My visit to the Back Bay ice caves and cemetery were the remaining two of my four firsts during these adventures, all having taken place within the span of only four weeks! And I returned to visit them again the very next day! Now the ice and snow are quickly melting….so I made it JUST in time before the end of the season! I feel so accomplished and reinvigorated, and I didn’t even have to leave my own backyard!
My Very Own Backyard Snow Fort
This winter I was so lucky to have my very own snow fort to enjoy in my own backyard! While not part of my “winter adventures” from the past 4 weeks, it was great fun having a few friends over to enjoy the fire, hot chocolate and FROZEN marshmallows! (We even went out at minus 40 degrees Celsius!) Have a watch of the video!

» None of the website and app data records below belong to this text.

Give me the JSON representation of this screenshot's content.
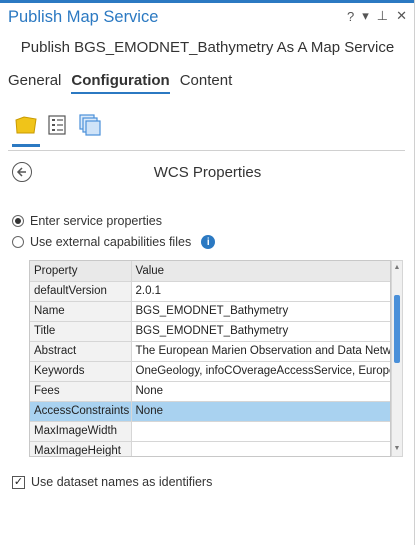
{
  "pane": {
    "title": "Publish Map Service",
    "help": "?",
    "menu": "▾",
    "pin": "⊥",
    "close": "✕"
  },
  "subtitle": "Publish BGS_EMODNET_Bathymetry As A Map Service",
  "tabs": [
    {
      "label": "General",
      "active": false
    },
    {
      "label": "Configuration",
      "active": true
    },
    {
      "label": "Content",
      "active": false
    }
  ],
  "config_icons": [
    "layer-folder-icon",
    "properties-list-icon",
    "capabilities-stack-icon"
  ],
  "section": {
    "title": "WCS Properties"
  },
  "options": {
    "enter_props": "Enter service properties",
    "external_caps": "Use external capabilities files"
  },
  "grid": {
    "headers": [
      "Property",
      "Value"
    ],
    "rows": [
      {
        "property": "defaultVersion",
        "value": "2.0.1"
      },
      {
        "property": "Name",
        "value": "BGS_EMODNET_Bathymetry"
      },
      {
        "property": "Title",
        "value": "BGS_EMODNET_Bathymetry"
      },
      {
        "property": "Abstract",
        "value": "The European Marien Observation and Data Networ"
      },
      {
        "property": "Keywords",
        "value": "OneGeology, infoCOverageAccessService, Europe, El"
      },
      {
        "property": "Fees",
        "value": "None"
      },
      {
        "property": "AccessConstraints",
        "value": "None"
      },
      {
        "property": "MaxImageWidth",
        "value": ""
      },
      {
        "property": "MaxImageHeight",
        "value": ""
      }
    ],
    "selected_row": 6
  },
  "dataset_names": {
    "label": "Use dataset names as identifiers",
    "checked": true
  },
  "colors": {
    "accent": "#2b79c2",
    "selection": "#a9d2f0",
    "folder": "#f0c419"
  }
}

Announcement: I Do Not Like the Cold
Although I have lived in the sub-arctic for my entire life, it may come as a surprise to you that I do not like the cold; I never have. (Although I could never live anywhere that doesn’t warrant a cozy indoor fireplace!) But when you dress warmly and the intense arctic sun beams down on you, you barely notice the temperature! You get to experience a completely different world. All of these photographs and adventures would have been impossible without the ice and snow.
If you haven’t yet had the pleasure of visiting this special part of the world, you are missing out! Once it’s safe to travel again, I highly encourage you to just do it! And if you’re not the hardy adventurous type, willing to step outside of your warm comfort zone, we do in fact have four seasons here, as I outlined here in my previous post…. so take your pick!
It is April 21, 2021 and the temperatures are still fairly cool. Today we’re at a balmy minus 5 degrees Celsius (-13 with the wind!) and have a forecasted low of minus 18 degrees Celsius later this week! But Spring is certainly in the air; the ice and snow are melting quickly and my outdoor winter adventures have ended for the season. I am ready for the summer! (Aren’t we all?!)